Copy each line below exactly and leave the pictures out.

Excerpts from an interface dataset:
----------
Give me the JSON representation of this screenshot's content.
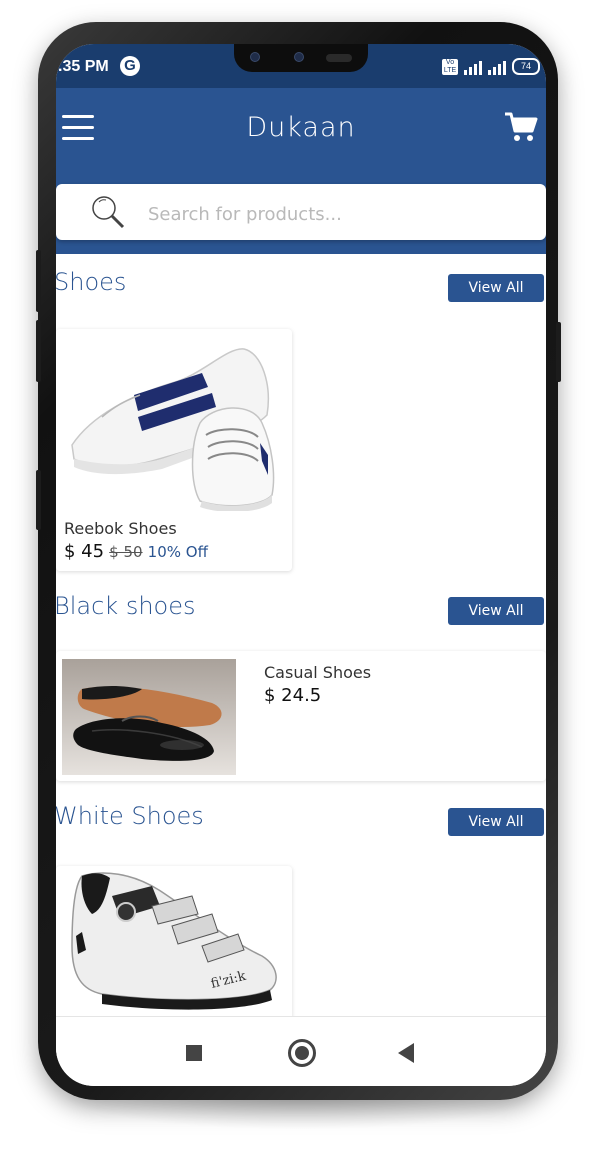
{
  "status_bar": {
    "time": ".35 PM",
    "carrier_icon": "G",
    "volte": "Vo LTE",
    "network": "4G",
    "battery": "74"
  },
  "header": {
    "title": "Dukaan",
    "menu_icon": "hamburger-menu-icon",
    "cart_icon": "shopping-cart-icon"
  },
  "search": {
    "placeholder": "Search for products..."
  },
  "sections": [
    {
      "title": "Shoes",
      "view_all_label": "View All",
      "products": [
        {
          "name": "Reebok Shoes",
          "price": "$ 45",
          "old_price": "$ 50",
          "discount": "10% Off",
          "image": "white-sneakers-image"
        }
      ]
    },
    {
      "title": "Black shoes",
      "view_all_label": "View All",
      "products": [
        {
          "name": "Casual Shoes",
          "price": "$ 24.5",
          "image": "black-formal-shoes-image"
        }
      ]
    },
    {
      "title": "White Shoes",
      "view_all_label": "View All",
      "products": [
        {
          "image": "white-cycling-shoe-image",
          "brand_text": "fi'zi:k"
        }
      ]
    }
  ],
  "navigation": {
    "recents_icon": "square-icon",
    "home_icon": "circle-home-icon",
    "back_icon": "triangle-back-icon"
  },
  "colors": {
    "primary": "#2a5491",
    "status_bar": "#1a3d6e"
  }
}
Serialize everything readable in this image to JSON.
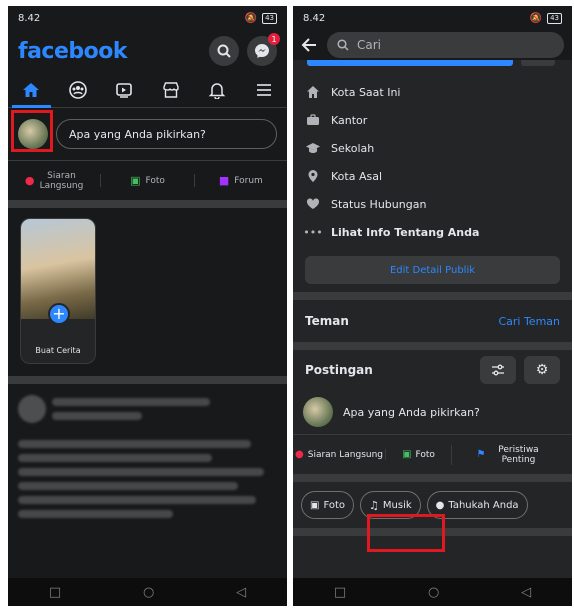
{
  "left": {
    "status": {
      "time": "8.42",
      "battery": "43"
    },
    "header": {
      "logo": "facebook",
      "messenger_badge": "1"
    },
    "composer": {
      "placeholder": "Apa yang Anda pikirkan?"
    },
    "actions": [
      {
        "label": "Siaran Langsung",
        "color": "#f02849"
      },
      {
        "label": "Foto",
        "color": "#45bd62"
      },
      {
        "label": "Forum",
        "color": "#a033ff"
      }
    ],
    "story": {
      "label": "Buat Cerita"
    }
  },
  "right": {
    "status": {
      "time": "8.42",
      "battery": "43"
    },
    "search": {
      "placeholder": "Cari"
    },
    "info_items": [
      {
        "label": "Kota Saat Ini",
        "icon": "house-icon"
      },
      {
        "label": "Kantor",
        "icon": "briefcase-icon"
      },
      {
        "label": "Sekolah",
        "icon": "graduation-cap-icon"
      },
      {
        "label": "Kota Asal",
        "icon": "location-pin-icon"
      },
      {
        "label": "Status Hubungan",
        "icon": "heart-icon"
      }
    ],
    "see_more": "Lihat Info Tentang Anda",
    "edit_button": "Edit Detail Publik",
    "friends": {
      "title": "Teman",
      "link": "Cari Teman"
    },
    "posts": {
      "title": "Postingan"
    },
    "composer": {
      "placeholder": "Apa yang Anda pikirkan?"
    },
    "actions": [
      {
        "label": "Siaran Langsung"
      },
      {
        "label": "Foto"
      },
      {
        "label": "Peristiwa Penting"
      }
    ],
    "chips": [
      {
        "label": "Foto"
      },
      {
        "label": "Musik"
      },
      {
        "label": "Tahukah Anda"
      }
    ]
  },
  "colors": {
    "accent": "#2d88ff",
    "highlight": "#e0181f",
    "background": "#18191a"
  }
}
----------
▸ Finished task
Give me the JSON representation of this screenshot's content.
{
  "status_bar": {
    "time": ".35 PM",
    "carrier_icon": "G",
    "volte": "Vo LTE",
    "network": "4G",
    "battery": "74"
  },
  "header": {
    "title": "Dukaan",
    "menu_icon": "hamburger-menu-icon",
    "cart_icon": "shopping-cart-icon"
  },
  "search": {
    "placeholder": "Search for products..."
  },
  "sections": [
    {
      "title": "Shoes",
      "view_all_label": "View All",
      "products": [
        {
          "name": "Reebok Shoes",
          "price": "$ 45",
          "old_price": "$ 50",
          "discount": "10% Off",
          "image": "white-sneakers-image"
        }
      ]
    },
    {
      "title": "Black shoes",
      "view_all_label": "View All",
      "products": [
        {
          "name": "Casual Shoes",
          "price": "$ 24.5",
          "image": "black-formal-shoes-image"
        }
      ]
    },
    {
      "title": "White Shoes",
      "view_all_label": "View All",
      "products": [
        {
          "image": "white-cycling-shoe-image",
          "brand_text": "fi'zi:k"
        }
      ]
    }
  ],
  "navigation": {
    "recents_icon": "square-icon",
    "home_icon": "circle-home-icon",
    "back_icon": "triangle-back-icon"
  },
  "colors": {
    "primary": "#2a5491",
    "status_bar": "#1a3d6e"
  }
}
Serialize everything readable in this image to JSON.
{
  "left": {
    "status": {
      "time": "8.42",
      "battery": "43"
    },
    "header": {
      "logo": "facebook",
      "messenger_badge": "1"
    },
    "composer": {
      "placeholder": "Apa yang Anda pikirkan?"
    },
    "actions": [
      {
        "label": "Siaran Langsung",
        "color": "#f02849"
      },
      {
        "label": "Foto",
        "color": "#45bd62"
      },
      {
        "label": "Forum",
        "color": "#a033ff"
      }
    ],
    "story": {
      "label": "Buat Cerita"
    }
  },
  "right": {
    "status": {
      "time": "8.42",
      "battery": "43"
    },
    "search": {
      "placeholder": "Cari"
    },
    "info_items": [
      {
        "label": "Kota Saat Ini",
        "icon": "house-icon"
      },
      {
        "label": "Kantor",
        "icon": "briefcase-icon"
      },
      {
        "label": "Sekolah",
        "icon": "graduation-cap-icon"
      },
      {
        "label": "Kota Asal",
        "icon": "location-pin-icon"
      },
      {
        "label": "Status Hubungan",
        "icon": "heart-icon"
      }
    ],
    "see_more": "Lihat Info Tentang Anda",
    "edit_button": "Edit Detail Publik",
    "friends": {
      "title": "Teman",
      "link": "Cari Teman"
    },
    "posts": {
      "title": "Postingan"
    },
    "composer": {
      "placeholder": "Apa yang Anda pikirkan?"
    },
    "actions": [
      {
        "label": "Siaran Langsung"
      },
      {
        "label": "Foto"
      },
      {
        "label": "Peristiwa Penting"
      }
    ],
    "chips": [
      {
        "label": "Foto"
      },
      {
        "label": "Musik"
      },
      {
        "label": "Tahukah Anda"
      }
    ]
  },
  "colors": {
    "accent": "#2d88ff",
    "highlight": "#e0181f",
    "background": "#18191a"
  }
}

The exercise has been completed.